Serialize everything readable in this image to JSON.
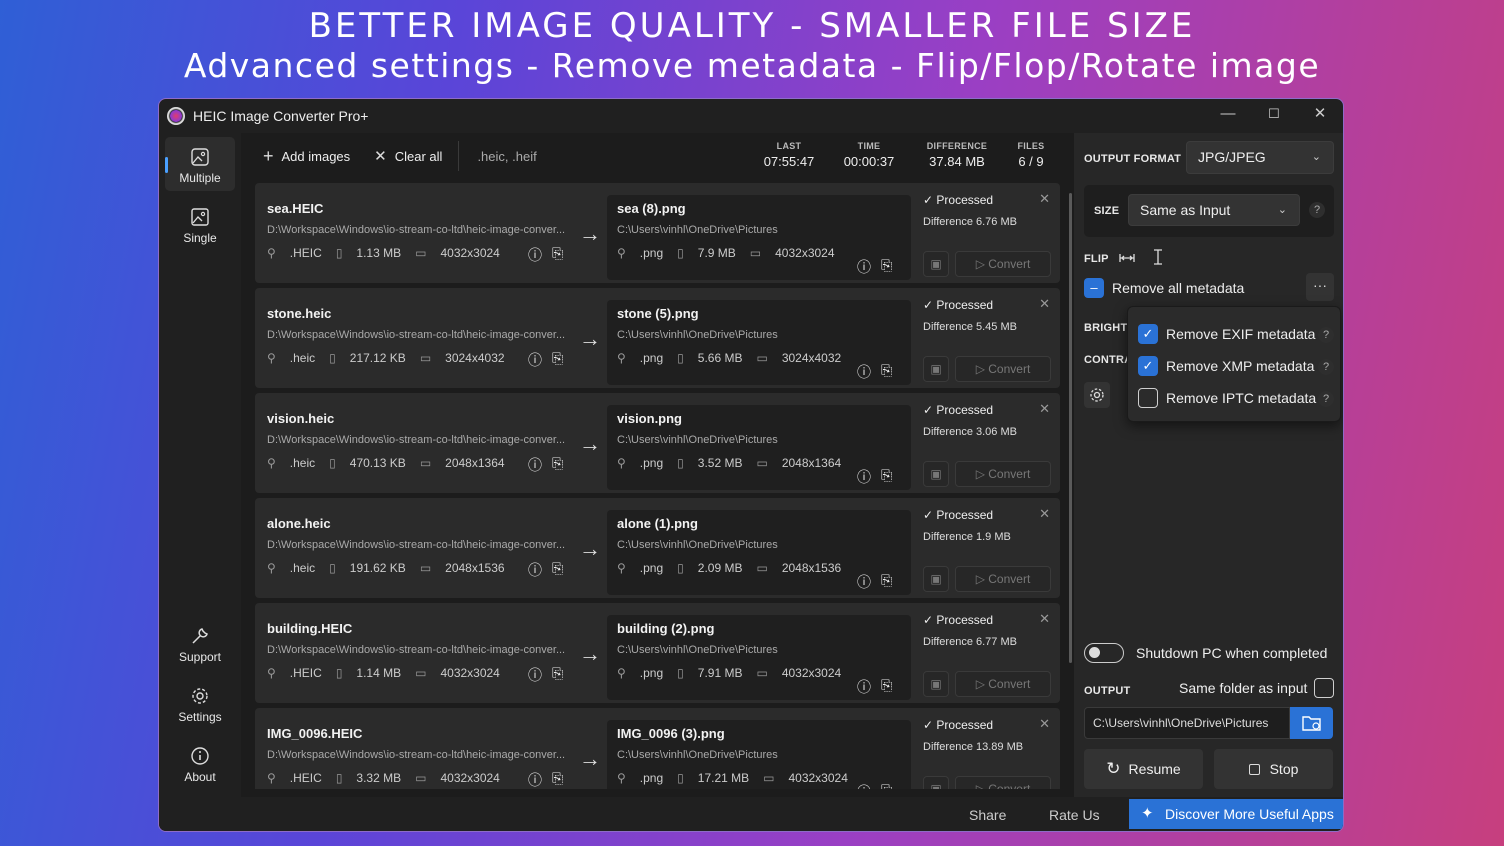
{
  "promo": {
    "headline": "BETTER IMAGE QUALITY - SMALLER FILE SIZE",
    "subline": "Advanced settings - Remove metadata - Flip/Flop/Rotate image"
  },
  "window": {
    "title": "HEIC Image Converter Pro+",
    "controls": {
      "minimize": "—",
      "maximize": "☐",
      "close": "✕"
    }
  },
  "nav": {
    "multiple": "Multiple",
    "single": "Single",
    "support": "Support",
    "settings": "Settings",
    "about": "About"
  },
  "toolbar": {
    "add_images": "Add images",
    "clear_all": "Clear all",
    "extensions": ".heic, .heif",
    "stats": [
      {
        "label": "LAST",
        "value": "07:55:47"
      },
      {
        "label": "TIME",
        "value": "00:00:37"
      },
      {
        "label": "DIFFERENCE",
        "value": "37.84 MB"
      },
      {
        "label": "FILES",
        "value": "6 / 9"
      }
    ]
  },
  "files": [
    {
      "src_name": "sea.HEIC",
      "src_path": "D:\\Workspace\\Windows\\io-stream-co-ltd\\heic-image-conver...",
      "src_ext": ".HEIC",
      "src_size": "1.13 MB",
      "src_dim": "4032x3024",
      "dst_name": "sea (8).png",
      "dst_path": "C:\\Users\\vinhl\\OneDrive\\Pictures",
      "dst_ext": ".png",
      "dst_size": "7.9 MB",
      "dst_dim": "4032x3024",
      "status": "Processed",
      "diff": "Difference 6.76 MB",
      "convert": "Convert"
    },
    {
      "src_name": "stone.heic",
      "src_path": "D:\\Workspace\\Windows\\io-stream-co-ltd\\heic-image-conver...",
      "src_ext": ".heic",
      "src_size": "217.12 KB",
      "src_dim": "3024x4032",
      "dst_name": "stone (5).png",
      "dst_path": "C:\\Users\\vinhl\\OneDrive\\Pictures",
      "dst_ext": ".png",
      "dst_size": "5.66 MB",
      "dst_dim": "3024x4032",
      "status": "Processed",
      "diff": "Difference 5.45 MB",
      "convert": "Convert"
    },
    {
      "src_name": "vision.heic",
      "src_path": "D:\\Workspace\\Windows\\io-stream-co-ltd\\heic-image-conver...",
      "src_ext": ".heic",
      "src_size": "470.13 KB",
      "src_dim": "2048x1364",
      "dst_name": "vision.png",
      "dst_path": "C:\\Users\\vinhl\\OneDrive\\Pictures",
      "dst_ext": ".png",
      "dst_size": "3.52 MB",
      "dst_dim": "2048x1364",
      "status": "Processed",
      "diff": "Difference 3.06 MB",
      "convert": "Convert"
    },
    {
      "src_name": "alone.heic",
      "src_path": "D:\\Workspace\\Windows\\io-stream-co-ltd\\heic-image-conver...",
      "src_ext": ".heic",
      "src_size": "191.62 KB",
      "src_dim": "2048x1536",
      "dst_name": "alone (1).png",
      "dst_path": "C:\\Users\\vinhl\\OneDrive\\Pictures",
      "dst_ext": ".png",
      "dst_size": "2.09 MB",
      "dst_dim": "2048x1536",
      "status": "Processed",
      "diff": "Difference 1.9 MB",
      "convert": "Convert"
    },
    {
      "src_name": "building.HEIC",
      "src_path": "D:\\Workspace\\Windows\\io-stream-co-ltd\\heic-image-conver...",
      "src_ext": ".HEIC",
      "src_size": "1.14 MB",
      "src_dim": "4032x3024",
      "dst_name": "building (2).png",
      "dst_path": "C:\\Users\\vinhl\\OneDrive\\Pictures",
      "dst_ext": ".png",
      "dst_size": "7.91 MB",
      "dst_dim": "4032x3024",
      "status": "Processed",
      "diff": "Difference 6.77 MB",
      "convert": "Convert"
    },
    {
      "src_name": "IMG_0096.HEIC",
      "src_path": "D:\\Workspace\\Windows\\io-stream-co-ltd\\heic-image-conver...",
      "src_ext": ".HEIC",
      "src_size": "3.32 MB",
      "src_dim": "4032x3024",
      "dst_name": "IMG_0096 (3).png",
      "dst_path": "C:\\Users\\vinhl\\OneDrive\\Pictures",
      "dst_ext": ".png",
      "dst_size": "17.21 MB",
      "dst_dim": "4032x3024",
      "status": "Processed",
      "diff": "Difference 13.89 MB",
      "convert": "Convert"
    }
  ],
  "panel": {
    "output_format_label": "OUTPUT FORMAT",
    "output_format_value": "JPG/JPEG",
    "size_label": "SIZE",
    "size_value": "Same as Input",
    "flip_label": "FLIP",
    "remove_all_metadata": "Remove all metadata",
    "remove_all_checked": true,
    "brightness_label": "BRIGHT",
    "contrast_label": "CONTRA",
    "metadata_options": [
      {
        "label": "Remove EXIF metadata",
        "checked": true
      },
      {
        "label": "Remove XMP metadata",
        "checked": true
      },
      {
        "label": "Remove IPTC metadata",
        "checked": false
      }
    ],
    "shutdown_label": "Shutdown PC when completed",
    "shutdown_on": false,
    "output_label": "OUTPUT",
    "same_folder_label": "Same folder as input",
    "same_folder_checked": false,
    "output_path": "C:\\Users\\vinhl\\OneDrive\\Pictures",
    "resume": "Resume",
    "stop": "Stop"
  },
  "bottom": {
    "share": "Share",
    "rate": "Rate Us",
    "discover": "Discover More Useful Apps"
  },
  "colors": {
    "accent": "#2a72d6",
    "window_bg": "#202020",
    "panel_bg": "#272727"
  }
}
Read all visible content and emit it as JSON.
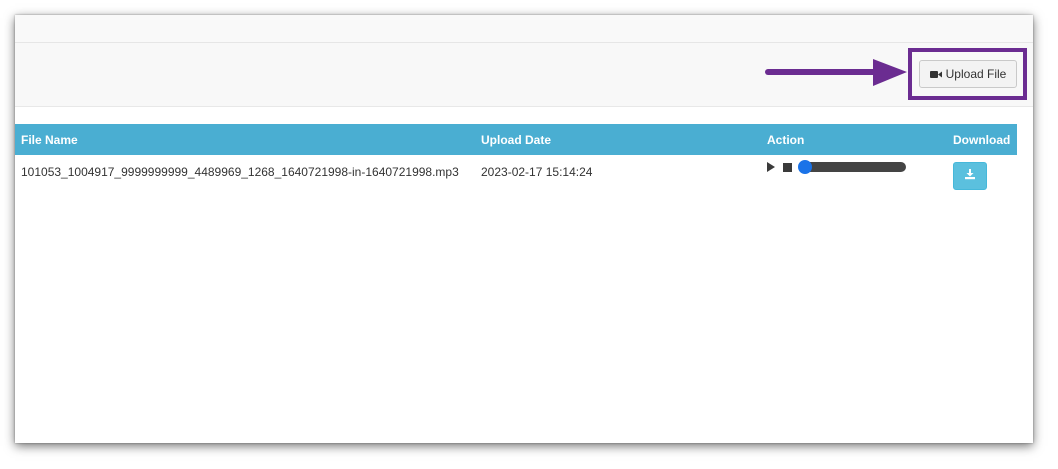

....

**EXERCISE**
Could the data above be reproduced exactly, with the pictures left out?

**SOLUTION TO THE PROBLEM**
Serialize everything readable in this image to JSON.
{
  "promo": {
    "headline": "BETTER IMAGE QUALITY - SMALLER FILE SIZE",
    "subline": "Advanced settings - Remove metadata - Flip/Flop/Rotate image"
  },
  "window": {
    "title": "HEIC Image Converter Pro+",
    "controls": {
      "minimize": "—",
      "maximize": "☐",
      "close": "✕"
    }
  },
  "nav": {
    "multiple": "Multiple",
    "single": "Single",
    "support": "Support",
    "settings": "Settings",
    "about": "About"
  },
  "toolbar": {
    "add_images": "Add images",
    "clear_all": "Clear all",
    "extensions": ".heic, .heif",
    "stats": [
      {
        "label": "LAST",
        "value": "07:55:47"
      },
      {
        "label": "TIME",
        "value": "00:00:37"
      },
      {
        "label": "DIFFERENCE",
        "value": "37.84 MB"
      },
      {
        "label": "FILES",
        "value": "6 / 9"
      }
    ]
  },
  "files": [
    {
      "src_name": "sea.HEIC",
      "src_path": "D:\\Workspace\\Windows\\io-stream-co-ltd\\heic-image-conver...",
      "src_ext": ".HEIC",
      "src_size": "1.13 MB",
      "src_dim": "4032x3024",
      "dst_name": "sea (8).png",
      "dst_path": "C:\\Users\\vinhl\\OneDrive\\Pictures",
      "dst_ext": ".png",
      "dst_size": "7.9 MB",
      "dst_dim": "4032x3024",
      "status": "Processed",
      "diff": "Difference 6.76 MB",
      "convert": "Convert"
    },
    {
      "src_name": "stone.heic",
      "src_path": "D:\\Workspace\\Windows\\io-stream-co-ltd\\heic-image-conver...",
      "src_ext": ".heic",
      "src_size": "217.12 KB",
      "src_dim": "3024x4032",
      "dst_name": "stone (5).png",
      "dst_path": "C:\\Users\\vinhl\\OneDrive\\Pictures",
      "dst_ext": ".png",
      "dst_size": "5.66 MB",
      "dst_dim": "3024x4032",
      "status": "Processed",
      "diff": "Difference 5.45 MB",
      "convert": "Convert"
    },
    {
      "src_name": "vision.heic",
      "src_path": "D:\\Workspace\\Windows\\io-stream-co-ltd\\heic-image-conver...",
      "src_ext": ".heic",
      "src_size": "470.13 KB",
      "src_dim": "2048x1364",
      "dst_name": "vision.png",
      "dst_path": "C:\\Users\\vinhl\\OneDrive\\Pictures",
      "dst_ext": ".png",
      "dst_size": "3.52 MB",
      "dst_dim": "2048x1364",
      "status": "Processed",
      "diff": "Difference 3.06 MB",
      "convert": "Convert"
    },
    {
      "src_name": "alone.heic",
      "src_path": "D:\\Workspace\\Windows\\io-stream-co-ltd\\heic-image-conver...",
      "src_ext": ".heic",
      "src_size": "191.62 KB",
      "src_dim": "2048x1536",
      "dst_name": "alone (1).png",
      "dst_path": "C:\\Users\\vinhl\\OneDrive\\Pictures",
      "dst_ext": ".png",
      "dst_size": "2.09 MB",
      "dst_dim": "2048x1536",
      "status": "Processed",
      "diff": "Difference 1.9 MB",
      "convert": "Convert"
    },
    {
      "src_name": "building.HEIC",
      "src_path": "D:\\Workspace\\Windows\\io-stream-co-ltd\\heic-image-conver...",
      "src_ext": ".HEIC",
      "src_size": "1.14 MB",
      "src_dim": "4032x3024",
      "dst_name": "building (2).png",
      "dst_path": "C:\\Users\\vinhl\\OneDrive\\Pictures",
      "dst_ext": ".png",
      "dst_size": "7.91 MB",
      "dst_dim": "4032x3024",
      "status": "Processed",
      "diff": "Difference 6.77 MB",
      "convert": "Convert"
    },
    {
      "src_name": "IMG_0096.HEIC",
      "src_path": "D:\\Workspace\\Windows\\io-stream-co-ltd\\heic-image-conver...",
      "src_ext": ".HEIC",
      "src_size": "3.32 MB",
      "src_dim": "4032x3024",
      "dst_name": "IMG_0096 (3).png",
      "dst_path": "C:\\Users\\vinhl\\OneDrive\\Pictures",
      "dst_ext": ".png",
      "dst_size": "17.21 MB",
      "dst_dim": "4032x3024",
      "status": "Processed",
      "diff": "Difference 13.89 MB",
      "convert": "Convert"
    }
  ],
  "panel": {
    "output_format_label": "OUTPUT FORMAT",
    "output_format_value": "JPG/JPEG",
    "size_label": "SIZE",
    "size_value": "Same as Input",
    "flip_label": "FLIP",
    "remove_all_metadata": "Remove all metadata",
    "remove_all_checked": true,
    "brightness_label": "BRIGHT",
    "contrast_label": "CONTRA",
    "metadata_options": [
      {
        "label": "Remove EXIF metadata",
        "checked": true
      },
      {
        "label": "Remove XMP metadata",
        "checked": true
      },
      {
        "label": "Remove IPTC metadata",
        "checked": false
      }
    ],
    "shutdown_label": "Shutdown PC when completed",
    "shutdown_on": false,
    "output_label": "OUTPUT",
    "same_folder_label": "Same folder as input",
    "same_folder_checked": false,
    "output_path": "C:\\Users\\vinhl\\OneDrive\\Pictures",
    "resume": "Resume",
    "stop": "Stop"
  },
  "bottom": {
    "share": "Share",
    "rate": "Rate Us",
    "discover": "Discover More Useful Apps"
  },
  "colors": {
    "accent": "#2a72d6",
    "window_bg": "#202020",
    "panel_bg": "#272727"
  }
}
Read all visible content and emit it as JSON.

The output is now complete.